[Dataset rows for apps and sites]

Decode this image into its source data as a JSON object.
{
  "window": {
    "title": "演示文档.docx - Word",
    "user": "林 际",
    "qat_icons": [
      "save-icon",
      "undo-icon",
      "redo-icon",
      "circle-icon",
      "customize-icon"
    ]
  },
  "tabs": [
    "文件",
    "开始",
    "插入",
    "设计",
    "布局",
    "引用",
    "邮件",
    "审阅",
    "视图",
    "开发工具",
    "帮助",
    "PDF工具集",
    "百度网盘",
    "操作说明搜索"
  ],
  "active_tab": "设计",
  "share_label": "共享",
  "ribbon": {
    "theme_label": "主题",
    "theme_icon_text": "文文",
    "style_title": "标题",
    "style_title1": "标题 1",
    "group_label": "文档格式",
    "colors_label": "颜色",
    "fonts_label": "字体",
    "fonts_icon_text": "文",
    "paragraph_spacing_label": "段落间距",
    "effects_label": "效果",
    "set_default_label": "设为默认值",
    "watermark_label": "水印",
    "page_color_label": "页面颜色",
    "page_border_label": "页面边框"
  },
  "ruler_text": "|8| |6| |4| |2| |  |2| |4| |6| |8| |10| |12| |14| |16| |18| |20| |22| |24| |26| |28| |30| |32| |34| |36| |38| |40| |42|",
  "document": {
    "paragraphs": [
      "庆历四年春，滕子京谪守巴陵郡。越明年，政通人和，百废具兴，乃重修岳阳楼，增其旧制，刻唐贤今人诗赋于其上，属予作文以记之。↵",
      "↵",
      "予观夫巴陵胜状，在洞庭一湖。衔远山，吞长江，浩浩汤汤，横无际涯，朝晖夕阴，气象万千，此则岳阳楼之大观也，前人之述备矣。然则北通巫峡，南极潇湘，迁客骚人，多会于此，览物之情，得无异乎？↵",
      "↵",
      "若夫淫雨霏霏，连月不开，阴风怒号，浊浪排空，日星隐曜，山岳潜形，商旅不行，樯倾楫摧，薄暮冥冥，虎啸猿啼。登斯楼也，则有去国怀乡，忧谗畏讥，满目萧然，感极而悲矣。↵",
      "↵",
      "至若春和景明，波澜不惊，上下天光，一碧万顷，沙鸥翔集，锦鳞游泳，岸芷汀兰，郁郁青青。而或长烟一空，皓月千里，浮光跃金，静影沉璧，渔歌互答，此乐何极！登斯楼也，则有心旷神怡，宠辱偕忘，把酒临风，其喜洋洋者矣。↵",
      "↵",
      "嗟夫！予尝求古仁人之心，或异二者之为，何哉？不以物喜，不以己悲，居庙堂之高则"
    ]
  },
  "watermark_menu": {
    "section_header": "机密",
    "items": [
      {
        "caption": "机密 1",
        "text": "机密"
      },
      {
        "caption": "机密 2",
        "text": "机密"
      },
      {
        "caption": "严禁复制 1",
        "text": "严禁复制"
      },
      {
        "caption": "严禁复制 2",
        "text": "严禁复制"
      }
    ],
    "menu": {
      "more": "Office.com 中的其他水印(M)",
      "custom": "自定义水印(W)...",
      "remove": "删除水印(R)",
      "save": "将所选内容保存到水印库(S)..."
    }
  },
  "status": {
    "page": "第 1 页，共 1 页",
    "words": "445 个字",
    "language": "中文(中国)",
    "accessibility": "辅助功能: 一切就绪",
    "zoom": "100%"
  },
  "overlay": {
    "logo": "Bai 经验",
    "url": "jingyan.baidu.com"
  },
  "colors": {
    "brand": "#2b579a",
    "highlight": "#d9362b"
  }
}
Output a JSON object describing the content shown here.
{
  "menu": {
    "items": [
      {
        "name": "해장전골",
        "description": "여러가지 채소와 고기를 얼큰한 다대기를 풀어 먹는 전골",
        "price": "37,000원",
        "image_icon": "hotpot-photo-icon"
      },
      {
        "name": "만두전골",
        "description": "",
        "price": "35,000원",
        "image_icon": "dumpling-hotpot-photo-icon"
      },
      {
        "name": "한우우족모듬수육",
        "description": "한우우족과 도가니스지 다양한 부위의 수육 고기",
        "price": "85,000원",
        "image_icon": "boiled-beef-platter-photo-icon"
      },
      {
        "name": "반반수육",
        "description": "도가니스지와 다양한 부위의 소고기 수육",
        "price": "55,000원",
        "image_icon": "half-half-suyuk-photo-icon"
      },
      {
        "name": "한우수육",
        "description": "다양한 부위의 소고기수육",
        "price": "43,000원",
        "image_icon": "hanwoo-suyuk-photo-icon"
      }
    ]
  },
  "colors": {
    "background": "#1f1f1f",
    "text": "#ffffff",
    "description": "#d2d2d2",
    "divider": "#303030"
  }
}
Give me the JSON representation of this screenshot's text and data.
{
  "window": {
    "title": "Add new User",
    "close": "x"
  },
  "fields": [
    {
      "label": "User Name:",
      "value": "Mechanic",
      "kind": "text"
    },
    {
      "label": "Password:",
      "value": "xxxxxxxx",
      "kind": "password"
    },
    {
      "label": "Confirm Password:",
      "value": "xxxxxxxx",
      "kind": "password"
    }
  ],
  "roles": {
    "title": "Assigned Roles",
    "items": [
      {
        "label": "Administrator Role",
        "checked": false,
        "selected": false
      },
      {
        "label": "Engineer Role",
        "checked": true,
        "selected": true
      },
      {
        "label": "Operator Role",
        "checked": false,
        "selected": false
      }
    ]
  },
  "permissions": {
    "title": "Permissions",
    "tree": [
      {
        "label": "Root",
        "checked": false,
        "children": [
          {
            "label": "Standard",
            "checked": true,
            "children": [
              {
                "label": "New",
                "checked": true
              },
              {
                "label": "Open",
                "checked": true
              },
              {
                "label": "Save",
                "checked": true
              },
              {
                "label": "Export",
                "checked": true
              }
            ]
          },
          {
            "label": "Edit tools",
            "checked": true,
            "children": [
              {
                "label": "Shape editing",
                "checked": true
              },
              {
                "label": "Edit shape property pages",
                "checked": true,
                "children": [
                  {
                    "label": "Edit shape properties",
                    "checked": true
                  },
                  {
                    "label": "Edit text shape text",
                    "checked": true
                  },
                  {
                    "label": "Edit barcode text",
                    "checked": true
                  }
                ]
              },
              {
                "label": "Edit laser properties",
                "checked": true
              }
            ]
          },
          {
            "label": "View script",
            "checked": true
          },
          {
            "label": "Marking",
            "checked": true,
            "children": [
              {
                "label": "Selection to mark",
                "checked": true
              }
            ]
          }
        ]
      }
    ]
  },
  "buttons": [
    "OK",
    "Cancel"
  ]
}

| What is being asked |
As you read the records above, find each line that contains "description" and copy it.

| Solution to the exercise |
        "description": "여러가지 채소와 고기를 얼큰한 다대기를 풀어 먹는 전골",
        "description": "",
        "description": "한우우족과 도가니스지 다양한 부위의 수육 고기",
        "description": "도가니스지와 다양한 부위의 소고기 수육",
        "description": "다양한 부위의 소고기수육",
    "description": "#d2d2d2",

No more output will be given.